(Website and app data records)

========

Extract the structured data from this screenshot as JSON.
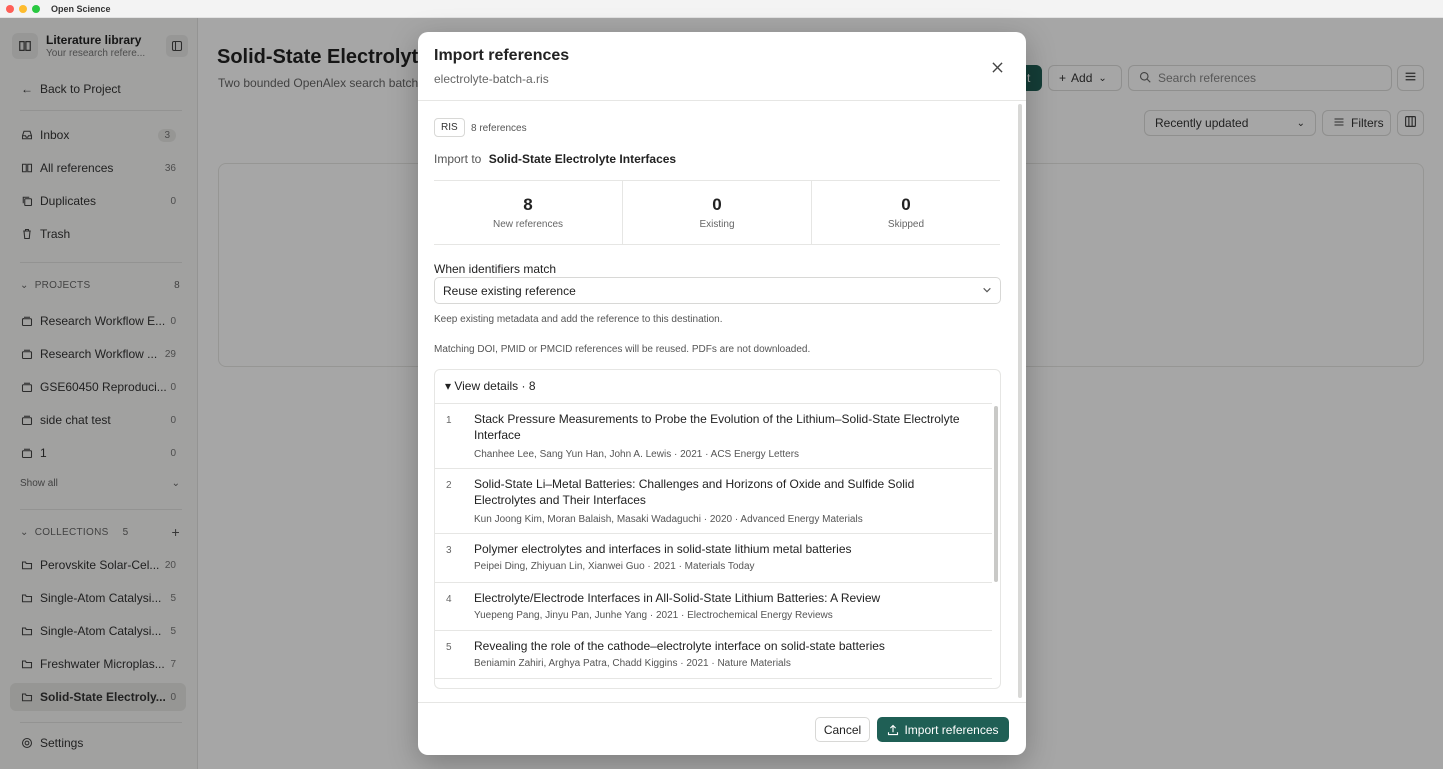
{
  "window": {
    "title": "Open Science",
    "colors": {
      "close": "#ff5f57",
      "minimize": "#febc2e",
      "maximize": "#28c840"
    }
  },
  "sidebar": {
    "library_title": "Literature library",
    "library_subtitle": "Your research refere...",
    "back_label": "Back to Project",
    "nav": [
      {
        "label": "Inbox",
        "count": "3",
        "icon": "inbox-icon"
      },
      {
        "label": "All references",
        "count": "36",
        "icon": "book-icon"
      },
      {
        "label": "Duplicates",
        "count": "0",
        "icon": "copy-icon"
      },
      {
        "label": "Trash",
        "count": "",
        "icon": "trash-icon"
      }
    ],
    "projects_label": "PROJECTS",
    "projects_count": "8",
    "projects": [
      {
        "label": "Research Workflow E...",
        "count": "0"
      },
      {
        "label": "Research Workflow ...",
        "count": "29"
      },
      {
        "label": "GSE60450 Reproduci...",
        "count": "0"
      },
      {
        "label": "side chat test",
        "count": "0"
      },
      {
        "label": "1",
        "count": "0"
      }
    ],
    "show_all": "Show all",
    "collections_label": "COLLECTIONS",
    "collections_count": "5",
    "collections": [
      {
        "label": "Perovskite Solar-Cel...",
        "count": "20"
      },
      {
        "label": "Single-Atom Catalysi...",
        "count": "5"
      },
      {
        "label": "Single-Atom Catalysi...",
        "count": "5"
      },
      {
        "label": "Freshwater Microplas...",
        "count": "7"
      },
      {
        "label": "Solid-State Electroly...",
        "count": "0"
      }
    ],
    "settings_label": "Settings"
  },
  "main": {
    "title": "Solid-State Electrolyte I",
    "subtitle": "Two bounded OpenAlex search batch",
    "primary_partial": "t",
    "add_label": "Add",
    "search_placeholder": "Search references",
    "sort_label": "Recently updated",
    "filters_label": "Filters"
  },
  "modal": {
    "title": "Import references",
    "filename": "electrolyte-batch-a.ris",
    "format": "RIS",
    "format_count": "8 references",
    "import_to_label": "Import to",
    "import_to_value": "Solid-State Electrolyte Interfaces",
    "stats": [
      {
        "value": "8",
        "label": "New references"
      },
      {
        "value": "0",
        "label": "Existing"
      },
      {
        "value": "0",
        "label": "Skipped"
      }
    ],
    "match_label": "When identifiers match",
    "match_value": "Reuse existing reference",
    "hint_metadata": "Keep existing metadata and add the reference to this destination.",
    "hint_matching": "Matching DOI, PMID or PMCID references will be reused. PDFs are not downloaded.",
    "details_summary": "▾ View details · 8",
    "references": [
      {
        "num": "1",
        "title": "Stack Pressure Measurements to Probe the Evolution of the Lithium–Solid-State Electrolyte Interface",
        "meta": "Chanhee Lee, Sang Yun Han, John A. Lewis · 2021 · ACS Energy Letters"
      },
      {
        "num": "2",
        "title": "Solid-State Li–Metal Batteries: Challenges and Horizons of Oxide and Sulfide Solid Electrolytes and Their Interfaces",
        "meta": "Kun Joong Kim, Moran Balaish, Masaki Wadaguchi · 2020 · Advanced Energy Materials"
      },
      {
        "num": "3",
        "title": "Polymer electrolytes and interfaces in solid-state lithium metal batteries",
        "meta": "Peipei Ding, Zhiyuan Lin, Xianwei Guo · 2021 · Materials Today"
      },
      {
        "num": "4",
        "title": "Electrolyte/Electrode Interfaces in All-Solid-State Lithium Batteries: A Review",
        "meta": "Yuepeng Pang, Jinyu Pan, Junhe Yang · 2021 · Electrochemical Energy Reviews"
      },
      {
        "num": "5",
        "title": "Revealing the role of the cathode–electrolyte interface on solid-state batteries",
        "meta": "Beniamin Zahiri, Arghya Patra, Chadd Kiggins · 2021 · Nature Materials"
      }
    ],
    "cancel_label": "Cancel",
    "import_label": "Import references",
    "accent": "#1f5f55"
  }
}
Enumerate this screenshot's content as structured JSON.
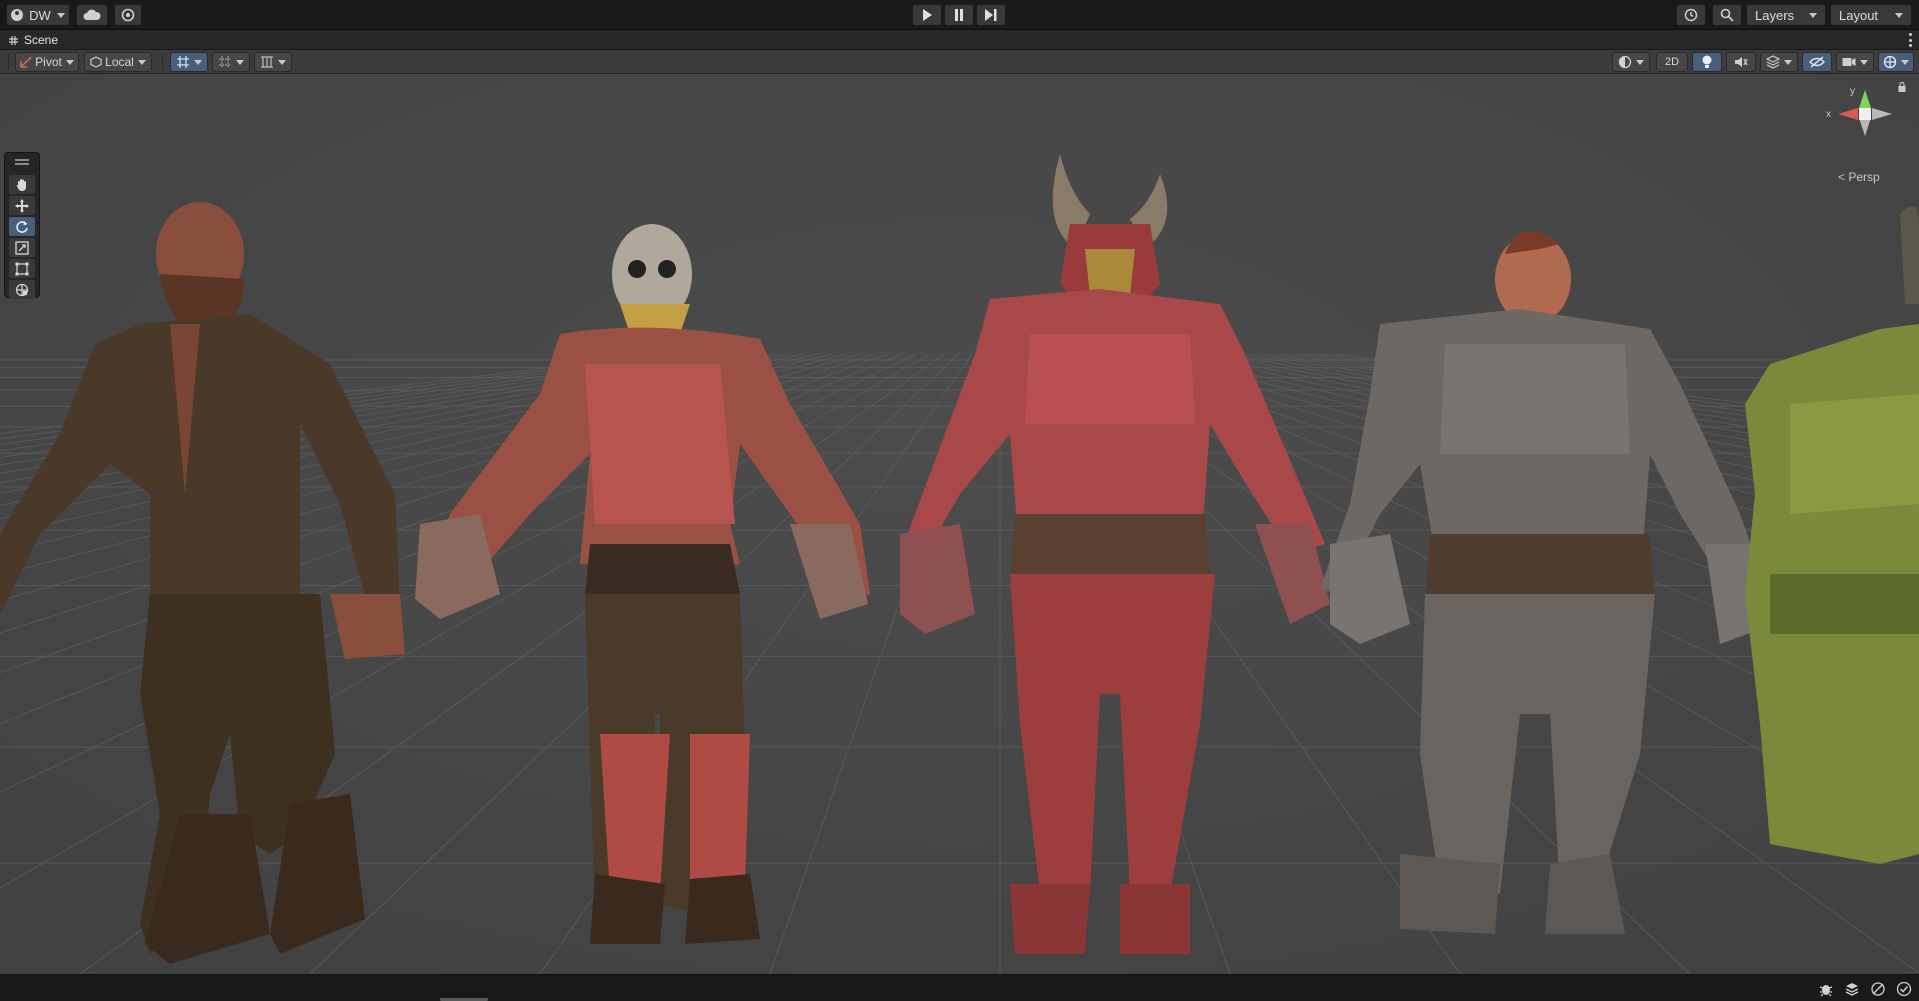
{
  "toolbar": {
    "account_label": "DW",
    "layers_label": "Layers",
    "layout_label": "Layout",
    "icons": [
      "account-icon",
      "cloud-icon",
      "collab-icon",
      "play-icon",
      "pause-icon",
      "step-icon",
      "history-icon",
      "search-icon"
    ]
  },
  "scene_tab": {
    "title": "Scene",
    "menu_icon": "kebab-menu-icon"
  },
  "scene_toolbar": {
    "pivot_label": "Pivot",
    "local_label": "Local",
    "mode_2d_label": "2D",
    "icons": [
      "grid-snap-icon",
      "increment-snap-icon",
      "align-icon",
      "shading-mode-icon",
      "lighting-icon",
      "audio-icon",
      "effects-icon",
      "hidden-objects-icon",
      "camera-icon",
      "gizmos-icon"
    ]
  },
  "tools": [
    "hand-tool-icon",
    "move-tool-icon",
    "rotate-tool-icon",
    "scale-tool-icon",
    "rect-tool-icon",
    "transform-tool-icon"
  ],
  "gizmo": {
    "x_label": "x",
    "y_label": "y",
    "projection_label": "Persp"
  },
  "viewport": {
    "background": "#474747",
    "characters": [
      {
        "name": "bald-bearded-man",
        "outfit": "brown-leather"
      },
      {
        "name": "skull-mask-warrior",
        "outfit": "red-vest-and-leggings"
      },
      {
        "name": "horned-red-knight",
        "outfit": "red-plate-armor"
      },
      {
        "name": "mohawk-grey-knight",
        "outfit": "grey-plate-armor"
      },
      {
        "name": "green-orc-knight",
        "outfit": "green-plate-armor"
      }
    ]
  },
  "status_icons": [
    "debug-icon",
    "stack-icon",
    "hidden-icon",
    "check-icon"
  ],
  "colors": {
    "accent": "#46607c",
    "gizmo_x": "#d85a5a",
    "gizmo_y": "#7fd45a",
    "gizmo_z": "#6a8fd8"
  }
}
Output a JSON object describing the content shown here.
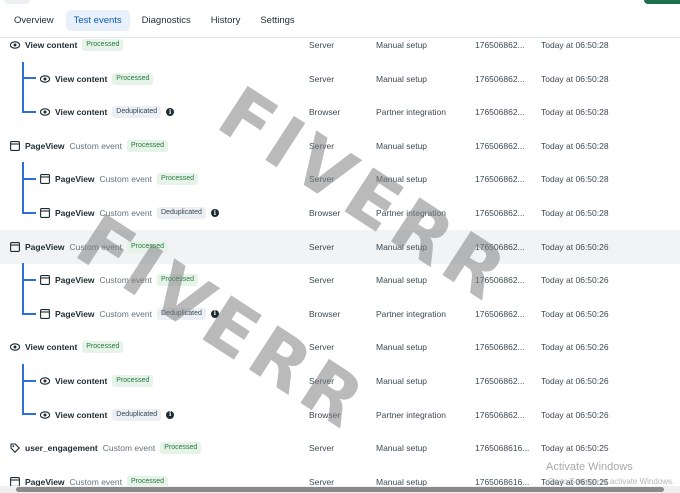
{
  "tabs": [
    {
      "label": "Overview",
      "active": false
    },
    {
      "label": "Test events",
      "active": true
    },
    {
      "label": "Diagnostics",
      "active": false
    },
    {
      "label": "History",
      "active": false
    },
    {
      "label": "Settings",
      "active": false
    }
  ],
  "events": [
    {
      "icon": "eye-icon",
      "name": "View content",
      "sub": "",
      "badge": "Processed",
      "badge_type": "processed",
      "info": false,
      "source": "Server",
      "method": "Manual setup",
      "id": "176506862...",
      "time": "Today at 06:50:28",
      "level": 0
    },
    {
      "icon": "eye-icon",
      "name": "View content",
      "sub": "",
      "badge": "Processed",
      "badge_type": "processed",
      "info": false,
      "source": "Server",
      "method": "Manual setup",
      "id": "176506862...",
      "time": "Today at 06:50:28",
      "level": 1
    },
    {
      "icon": "eye-icon",
      "name": "View content",
      "sub": "",
      "badge": "Deduplicated",
      "badge_type": "dedup",
      "info": true,
      "source": "Browser",
      "method": "Partner integration",
      "id": "176506862...",
      "time": "Today at 06:50:28",
      "level": 1
    },
    {
      "icon": "browser-window-icon",
      "name": "PageView",
      "sub": "Custom event",
      "badge": "Processed",
      "badge_type": "processed",
      "info": false,
      "source": "Server",
      "method": "Manual setup",
      "id": "176506862...",
      "time": "Today at 06:50:28",
      "level": 0
    },
    {
      "icon": "browser-window-icon",
      "name": "PageView",
      "sub": "Custom event",
      "badge": "Processed",
      "badge_type": "processed",
      "info": false,
      "source": "Server",
      "method": "Manual setup",
      "id": "176506862...",
      "time": "Today at 06:50:28",
      "level": 1
    },
    {
      "icon": "browser-window-icon",
      "name": "PageView",
      "sub": "Custom event",
      "badge": "Deduplicated",
      "badge_type": "dedup",
      "info": true,
      "source": "Browser",
      "method": "Partner integration",
      "id": "176506862...",
      "time": "Today at 06:50:28",
      "level": 1
    },
    {
      "icon": "browser-window-icon",
      "name": "PageView",
      "sub": "Custom event",
      "badge": "Processed",
      "badge_type": "processed",
      "info": false,
      "source": "Server",
      "method": "Manual setup",
      "id": "176506862...",
      "time": "Today at 06:50:26",
      "level": 0,
      "highlight": true
    },
    {
      "icon": "browser-window-icon",
      "name": "PageView",
      "sub": "Custom event",
      "badge": "Processed",
      "badge_type": "processed",
      "info": false,
      "source": "Server",
      "method": "Manual setup",
      "id": "176506862...",
      "time": "Today at 06:50:26",
      "level": 1
    },
    {
      "icon": "browser-window-icon",
      "name": "PageView",
      "sub": "Custom event",
      "badge": "Deduplicated",
      "badge_type": "dedup",
      "info": true,
      "source": "Browser",
      "method": "Partner integration",
      "id": "176506862...",
      "time": "Today at 06:50:26",
      "level": 1
    },
    {
      "icon": "eye-icon",
      "name": "View content",
      "sub": "",
      "badge": "Processed",
      "badge_type": "processed",
      "info": false,
      "source": "Server",
      "method": "Manual setup",
      "id": "176506862...",
      "time": "Today at 06:50:26",
      "level": 0
    },
    {
      "icon": "eye-icon",
      "name": "View content",
      "sub": "",
      "badge": "Processed",
      "badge_type": "processed",
      "info": false,
      "source": "Server",
      "method": "Manual setup",
      "id": "176506862...",
      "time": "Today at 06:50:26",
      "level": 1
    },
    {
      "icon": "eye-icon",
      "name": "View content",
      "sub": "",
      "badge": "Deduplicated",
      "badge_type": "dedup",
      "info": true,
      "source": "Browser",
      "method": "Partner integration",
      "id": "176506862...",
      "time": "Today at 06:50:26",
      "level": 1
    },
    {
      "icon": "tag-icon",
      "name": "user_engagement",
      "sub": "Custom event",
      "badge": "Processed",
      "badge_type": "processed",
      "info": false,
      "source": "Server",
      "method": "Manual setup",
      "id": "1765068616...",
      "time": "Today at 06:50:25",
      "level": 0
    },
    {
      "icon": "browser-window-icon",
      "name": "PageView",
      "sub": "Custom event",
      "badge": "Processed",
      "badge_type": "processed",
      "info": false,
      "source": "Server",
      "method": "Manual setup",
      "id": "1765068616...",
      "time": "Today at 06:50:25",
      "level": 0
    }
  ],
  "watermarks": [
    "FIVERR",
    "FIVERR"
  ],
  "os_overlay": {
    "title": "Activate Windows",
    "subtitle": "Go to Settings to activate Windows."
  },
  "colors": {
    "accent": "#0a5ab8",
    "tree_line": "#2d6fd6",
    "processed_bg": "#e5f3e8",
    "processed_text": "#28783f",
    "brand_button": "#1e6f4d"
  }
}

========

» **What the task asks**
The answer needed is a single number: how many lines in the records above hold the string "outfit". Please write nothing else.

» **Solution to this exercise**
5